Sometimes, when rumors fly about upcoming Mac laptops, there will be speculation about Apple including a USB-A port. But let’s face it: Apple isn’t going back to USB-A on a laptop. It’s been a couple of years now since Apple made the decision to go with Thunderbolt 3/USB-C on the MacBook Pro, and this is the way it’s going to be until the next thing comes around. With that in mind, you’ll need to factor in the cost of a USB-C to USB-A adapter, like the
$19 one from Apple, or a USB-C to USB-A hub, like this
$18 one from Anker. We have a
MacBook Pro Thunderbolt 3 adapter guide to help you find the adapters you need.
I often say in laptop reviews that if you bought last year’s model, you probably won’t find the speed results compelling enough to upgrade. But speed weighs heavily in this year’s model, and this is an interesting buy for anyone who uses multi-core apps. Six processing cores is, well, better than four, and the performance boost is deeply satisfying for pro app users. You’ll find that the investment quickly pays for itself.

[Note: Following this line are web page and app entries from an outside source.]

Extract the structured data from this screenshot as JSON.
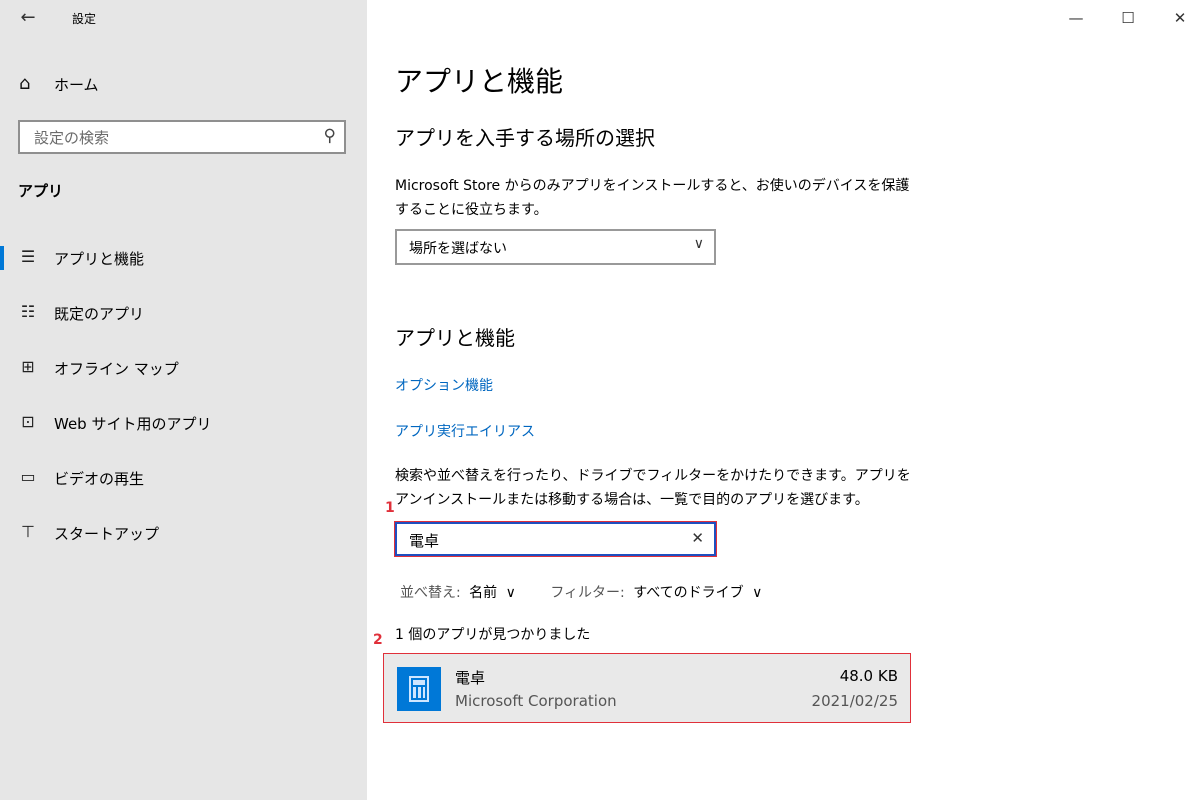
{
  "window": {
    "title": "設定",
    "controls": {
      "minimize": "—",
      "maximize": "☐",
      "close": "✕"
    }
  },
  "sidebar": {
    "back_icon": "←",
    "home": {
      "icon": "⌂",
      "label": "ホーム"
    },
    "search": {
      "placeholder": "設定の検索",
      "icon": "⚲"
    },
    "section_title": "アプリ",
    "items": [
      {
        "icon": "☰",
        "label": "アプリと機能",
        "active": true
      },
      {
        "icon": "☷",
        "label": "既定のアプリ",
        "active": false
      },
      {
        "icon": "⊞",
        "label": "オフライン マップ",
        "active": false
      },
      {
        "icon": "⊡",
        "label": "Web サイト用のアプリ",
        "active": false
      },
      {
        "icon": "▭",
        "label": "ビデオの再生",
        "active": false
      },
      {
        "icon": "⊤",
        "label": "スタートアップ",
        "active": false
      }
    ]
  },
  "main": {
    "page_title": "アプリと機能",
    "source_section": {
      "heading": "アプリを入手する場所の選択",
      "description": "Microsoft Store からのみアプリをインストールすると、お使いのデバイスを保護することに役立ちます。",
      "dropdown_value": "場所を選ばない",
      "dropdown_icon": "∨"
    },
    "apps_section": {
      "heading": "アプリと機能",
      "link_optional": "オプション機能",
      "link_alias": "アプリ実行エイリアス",
      "description": "検索や並べ替えを行ったり、ドライブでフィルターをかけたりできます。アプリをアンインストールまたは移動する場合は、一覧で目的のアプリを選びます。",
      "search_value": "電卓",
      "clear_icon": "✕",
      "sort_label": "並べ替え:",
      "sort_value": "名前",
      "filter_label": "フィルター:",
      "filter_value": "すべてのドライブ",
      "chevron": "∨",
      "result_count": "1 個のアプリが見つかりました"
    },
    "markers": {
      "one": "1",
      "two": "2"
    },
    "app": {
      "name": "電卓",
      "publisher": "Microsoft Corporation",
      "size": "48.0 KB",
      "date": "2021/02/25",
      "icon": "calculator-icon"
    }
  },
  "colors": {
    "sidebar_bg": "#e6e6e6",
    "accent": "#0078d7",
    "link": "#0067c0",
    "highlight_marker": "#e0303a"
  }
}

The boost isn’t as big with single-core performance, though it’s still nice, and there are other factors with the 2018 MacBook Pro to consider. It’s too soon to tell if Apple has fixed the keyboard problems, but at least it’s quieter. True Tone is a nice feature, but is it a must-have? The same can be said for Hey Siri. If you’re not a pro app user, work in iLife and internet apps, and bought a MacBook Pro within the last two years, you probably don’t feel compelled to upgrade. If you do, however, you could opt for the $2,399 15-inch MacBook Pro with a 2.2GHz Core i7 processor and be happy.